**Your assignment**
Each entry must be restated word for word, with nothing omitted.

**Data excerpts**
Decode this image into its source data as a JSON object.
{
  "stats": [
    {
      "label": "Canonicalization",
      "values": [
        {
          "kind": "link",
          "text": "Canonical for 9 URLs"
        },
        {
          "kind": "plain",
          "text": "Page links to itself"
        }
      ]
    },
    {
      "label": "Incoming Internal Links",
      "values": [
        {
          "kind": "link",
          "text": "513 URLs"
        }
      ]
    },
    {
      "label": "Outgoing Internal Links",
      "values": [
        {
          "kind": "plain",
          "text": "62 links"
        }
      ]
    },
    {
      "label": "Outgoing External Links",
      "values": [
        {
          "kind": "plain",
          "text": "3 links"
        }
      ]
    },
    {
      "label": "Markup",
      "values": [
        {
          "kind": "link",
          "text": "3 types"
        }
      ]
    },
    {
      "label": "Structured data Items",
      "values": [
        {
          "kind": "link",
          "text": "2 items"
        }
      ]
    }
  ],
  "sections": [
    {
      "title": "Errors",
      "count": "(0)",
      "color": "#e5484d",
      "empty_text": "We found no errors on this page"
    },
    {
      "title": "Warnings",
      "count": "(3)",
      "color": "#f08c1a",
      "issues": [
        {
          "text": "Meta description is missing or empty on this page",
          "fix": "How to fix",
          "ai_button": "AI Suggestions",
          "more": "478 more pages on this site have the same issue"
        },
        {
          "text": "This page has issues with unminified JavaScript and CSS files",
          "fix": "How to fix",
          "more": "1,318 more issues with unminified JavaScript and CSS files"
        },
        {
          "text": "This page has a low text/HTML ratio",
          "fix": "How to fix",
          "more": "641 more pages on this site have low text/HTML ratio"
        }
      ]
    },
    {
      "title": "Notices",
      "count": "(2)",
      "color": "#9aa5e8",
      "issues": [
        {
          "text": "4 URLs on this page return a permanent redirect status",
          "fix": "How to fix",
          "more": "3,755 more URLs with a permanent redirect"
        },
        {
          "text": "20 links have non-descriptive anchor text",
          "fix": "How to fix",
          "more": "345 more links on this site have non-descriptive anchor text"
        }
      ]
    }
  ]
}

**Written reply**
Decode this image into its source data as a JSON object.
{
  "stats": [
    {
      "label": "Canonicalization",
      "values": [
        {
          "kind": "link",
          "text": "Canonical for 9 URLs"
        },
        {
          "kind": "plain",
          "text": "Page links to itself"
        }
      ]
    },
    {
      "label": "Incoming Internal Links",
      "values": [
        {
          "kind": "link",
          "text": "513 URLs"
        }
      ]
    },
    {
      "label": "Outgoing Internal Links",
      "values": [
        {
          "kind": "plain",
          "text": "62 links"
        }
      ]
    },
    {
      "label": "Outgoing External Links",
      "values": [
        {
          "kind": "plain",
          "text": "3 links"
        }
      ]
    },
    {
      "label": "Markup",
      "values": [
        {
          "kind": "link",
          "text": "3 types"
        }
      ]
    },
    {
      "label": "Structured data Items",
      "values": [
        {
          "kind": "link",
          "text": "2 items"
        }
      ]
    }
  ],
  "sections": [
    {
      "title": "Errors",
      "count": "(0)",
      "color": "#e5484d",
      "empty_text": "We found no errors on this page"
    },
    {
      "title": "Warnings",
      "count": "(3)",
      "color": "#f08c1a",
      "issues": [
        {
          "text": "Meta description is missing or empty on this page",
          "fix": "How to fix",
          "ai_button": "AI Suggestions",
          "more": "478 more pages on this site have the same issue"
        },
        {
          "text": "This page has issues with unminified JavaScript and CSS files",
          "fix": "How to fix",
          "more": "1,318 more issues with unminified JavaScript and CSS files"
        },
        {
          "text": "This page has a low text/HTML ratio",
          "fix": "How to fix",
          "more": "641 more pages on this site have low text/HTML ratio"
        }
      ]
    },
    {
      "title": "Notices",
      "count": "(2)",
      "color": "#9aa5e8",
      "issues": [
        {
          "text": "4 URLs on this page return a permanent redirect status",
          "fix": "How to fix",
          "more": "3,755 more URLs with a permanent redirect"
        },
        {
          "text": "20 links have non-descriptive anchor text",
          "fix": "How to fix",
          "more": "345 more links on this site have non-descriptive anchor text"
        }
      ]
    }
  ]
}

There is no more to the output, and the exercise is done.